(Dataset content begins)

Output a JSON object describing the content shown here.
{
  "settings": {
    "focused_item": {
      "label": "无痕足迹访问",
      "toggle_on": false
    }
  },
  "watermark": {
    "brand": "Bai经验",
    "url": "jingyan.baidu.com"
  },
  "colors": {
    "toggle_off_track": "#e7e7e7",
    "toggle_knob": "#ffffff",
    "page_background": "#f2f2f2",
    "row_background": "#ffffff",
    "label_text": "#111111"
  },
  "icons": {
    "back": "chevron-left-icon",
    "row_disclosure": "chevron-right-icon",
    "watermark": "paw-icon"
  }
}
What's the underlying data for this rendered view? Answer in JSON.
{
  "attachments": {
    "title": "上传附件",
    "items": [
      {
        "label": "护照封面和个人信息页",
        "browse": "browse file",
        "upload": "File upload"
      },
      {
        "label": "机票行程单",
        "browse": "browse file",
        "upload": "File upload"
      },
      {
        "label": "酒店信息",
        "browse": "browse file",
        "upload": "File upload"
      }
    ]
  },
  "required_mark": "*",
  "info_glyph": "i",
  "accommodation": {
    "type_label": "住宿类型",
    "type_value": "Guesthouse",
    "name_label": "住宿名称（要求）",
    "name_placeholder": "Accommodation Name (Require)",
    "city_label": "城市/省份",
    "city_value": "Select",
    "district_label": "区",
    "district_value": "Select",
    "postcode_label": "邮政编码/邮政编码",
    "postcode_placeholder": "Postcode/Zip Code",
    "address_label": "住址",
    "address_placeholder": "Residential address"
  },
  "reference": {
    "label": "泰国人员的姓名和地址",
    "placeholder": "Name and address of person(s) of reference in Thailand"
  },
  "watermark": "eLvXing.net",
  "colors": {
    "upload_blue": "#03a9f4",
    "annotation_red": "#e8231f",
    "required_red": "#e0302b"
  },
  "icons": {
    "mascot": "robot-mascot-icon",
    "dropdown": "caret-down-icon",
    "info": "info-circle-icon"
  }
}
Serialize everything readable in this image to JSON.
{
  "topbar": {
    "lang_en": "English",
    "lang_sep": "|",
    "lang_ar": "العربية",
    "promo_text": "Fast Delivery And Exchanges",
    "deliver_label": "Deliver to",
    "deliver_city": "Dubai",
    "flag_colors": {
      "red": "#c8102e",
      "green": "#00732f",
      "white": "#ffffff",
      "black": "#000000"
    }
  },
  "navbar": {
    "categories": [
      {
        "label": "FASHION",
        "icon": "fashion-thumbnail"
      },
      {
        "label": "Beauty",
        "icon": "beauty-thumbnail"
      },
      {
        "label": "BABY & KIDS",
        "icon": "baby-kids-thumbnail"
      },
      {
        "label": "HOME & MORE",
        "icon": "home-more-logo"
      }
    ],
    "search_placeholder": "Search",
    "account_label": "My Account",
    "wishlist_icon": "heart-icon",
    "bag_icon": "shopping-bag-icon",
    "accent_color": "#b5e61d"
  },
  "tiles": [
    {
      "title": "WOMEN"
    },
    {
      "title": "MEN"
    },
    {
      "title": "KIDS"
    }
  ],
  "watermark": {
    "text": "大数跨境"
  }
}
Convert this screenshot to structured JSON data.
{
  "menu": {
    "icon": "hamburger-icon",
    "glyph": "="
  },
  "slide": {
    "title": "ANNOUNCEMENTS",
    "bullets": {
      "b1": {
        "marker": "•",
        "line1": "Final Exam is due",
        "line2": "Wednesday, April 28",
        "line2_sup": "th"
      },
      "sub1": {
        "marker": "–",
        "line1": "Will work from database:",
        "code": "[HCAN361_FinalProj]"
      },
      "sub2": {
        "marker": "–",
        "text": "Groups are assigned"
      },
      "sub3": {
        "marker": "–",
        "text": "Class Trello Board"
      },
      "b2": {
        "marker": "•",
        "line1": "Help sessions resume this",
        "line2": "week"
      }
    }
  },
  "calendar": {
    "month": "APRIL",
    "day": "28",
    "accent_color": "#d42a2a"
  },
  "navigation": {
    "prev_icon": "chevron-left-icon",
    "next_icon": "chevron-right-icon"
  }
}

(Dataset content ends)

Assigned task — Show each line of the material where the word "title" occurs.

Problem solution —
    "title": "上传附件",
      "title": "WOMEN"
      "title": "MEN"
      "title": "KIDS"
    "title": "ANNOUNCEMENTS",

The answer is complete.